In 1997, Extreme announced it was putting in production a 50-CD box set, Merzbox. It was finally released three years later. It included 30 reissues dating as far back as 1979, and 20 discs' worth of unreleased material, and remains the biggest musical statement in the history of noise. More widely available albums for Alien8 Recordings (Aqua Necromancer, 1998) and Tzadik (1930, 1998), combined with constant worldwide touring, took the artist out of mythical status and propelled him into the legendary. In the late '90s, Akita started to collaborate with other artists outside the Merzbow moniker, namely with Mike Patton (as Maldoror) and Otomo Yoshihide. Both a prolific composer and performer, Akita continued his string of Merzbow releases into the next century, including Frog (2001), V (2003), Merzbird (2004), the two-volume set Minazo (2006), Merzbear and Synth Destruction (2007), Dolphin Sonar (2008), and the multi-volume 13 Japanese Birds series issued monthly between January 2009 and January 2010. He followed this massive undertaking with Another Merzbow Records, released by the U.K's Dirtier Promotions label in April of 2010. Ever prolific, and with a huge backlog of archival material, Akita released ten collections in 2011, as well as an additional four live sets, and four more albums appeared in 2012, along with the box sets Merzphysics and Merzmorphosis.
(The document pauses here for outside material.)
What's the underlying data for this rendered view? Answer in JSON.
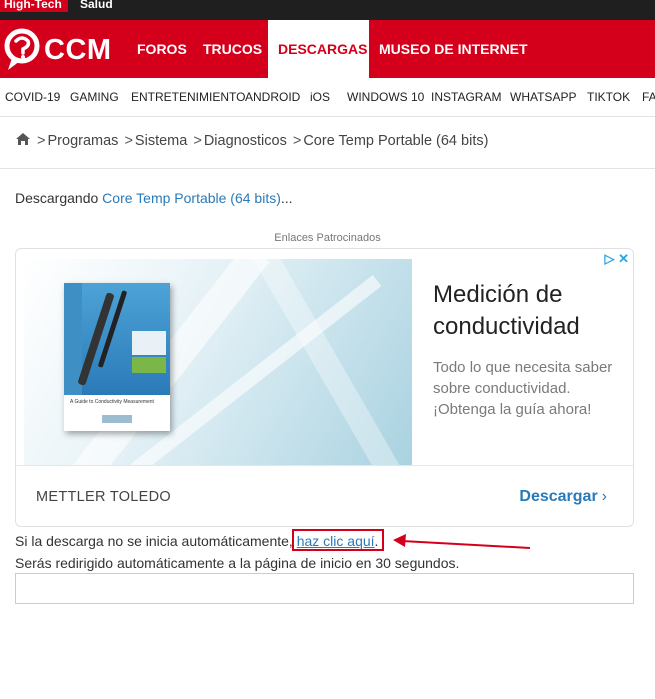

The following year saw Merzbow issue a number of important live and studio albums on his own and in collaboration with other artists -- a total of ten. Among them were Live at Molde International Jazz Festival on Smalltown Supersound, Katowice, a concert in Poland with Balázs Pándi, Cat's Squirrel with Oren Ambarchi, Partikel III with Nordvargr, and No Closure with Scott Miller and Lee Camfield, as well as the solo studio dates Tamayodo and Kookaburra. Uncharacteristically, 2014 saw the release of a lone recording, a self-titled split with Full of Hell on Profound Lore. (He spent most of the year writing and taking photographs.) Merzbow was back to recording in earnest for a number of labels during 2015. In addition to solo offerings including Nezumimochi, Wildwood, and Konchuuki, there were notable collaborative offerings with Askew (Level); Akira Sakata, Jim O'Rourke, and Chikamorachi (Flying Basket); and Mats Gustafsson, Thurston Moore, and Pándi (Cuts of Guilt, Cuts Deeper) that appeared on Rare Noise.
Merzbow also resumed his collaborative relationship with Boris when the two acts played together at Fever. In 2016, Gensho appeared on Relapse. The album's first disc featured drumless recordings by Boris, mostly re-recordings of earlier songs, as well as a cover of My Bloody Valentine's "Sometimes." The second disc was a new studio recording by Merzbow, intended to be played simultaneously with Boris' disc (the two are the same length). The Japanese issue of the album on Daymare included Gensho at Fever 11272015, a double live album of their joint concert performance. In addition, as Masami Akita, he released the duo album Kouen Kyoudai with Japanese composer, singer, and multi-instrumentalist Eiko Ishibashi on Thrill Jockey in spring of the following year, and An Untroublesome Defencelessness with drummer Pándi and guitarist Keiji Haino on Rare Noise during the summer. Live at FAC251, which captured Merzbow and Pándi at a September 2016 performance, arrived early in 2017, along with reissues of the early-'80s albums Escape Mask and Remblandt Assemblage. ~ François Couture